Confederate soldiers, sailors, and marines who fought in the Civil War, were made U.S. Veterans by an act of Congress in 1957. U.S. Public Law 85-425 May 23, 1958 (H.R. 358) (Attached & Link Below)This made the Confederate Army, Navy, and Marine Veterans equal to U.S. Veterans. Additionally, under U.S. Public Law 810 approved by the 17th Congress on 26 Feb 1929, The War Department was directed to erect headstones and recognize Confederate grave sites as U.S. War grave sites.Just for the record, the last Confederate veteran died in 1958. So, in essence, when you remove a confederate statue, monument, or headstone, you are in fact removing a statue, monument, or headstone OF A U.S. VETERAN.Virginia Deane Abernethy is an emeritus professor at Vanderbilt. See previous articles and letters by her.

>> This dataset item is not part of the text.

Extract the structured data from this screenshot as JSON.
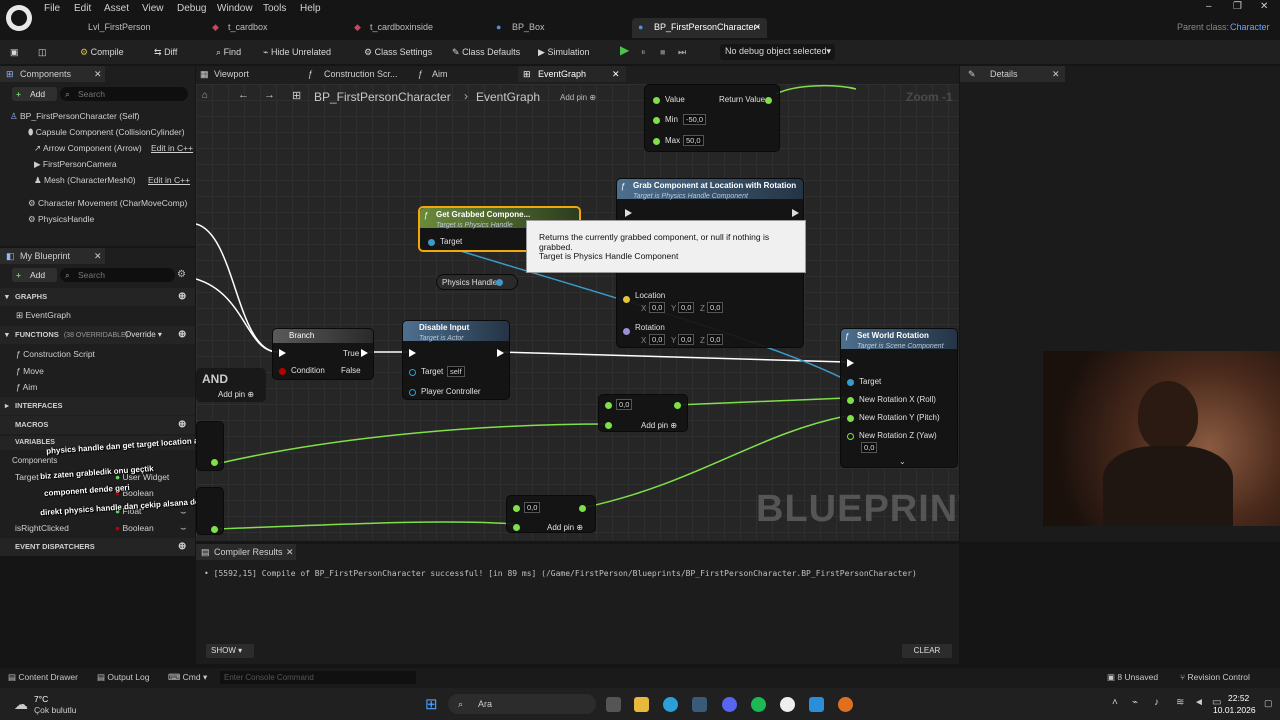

"(e) For the purpose of this section, and section 433, the term 'veteran' includes a person who served in the military or naval forces of the Confederate States of America during the Civil War, and the term 'active, military or naval service' includes active service in such.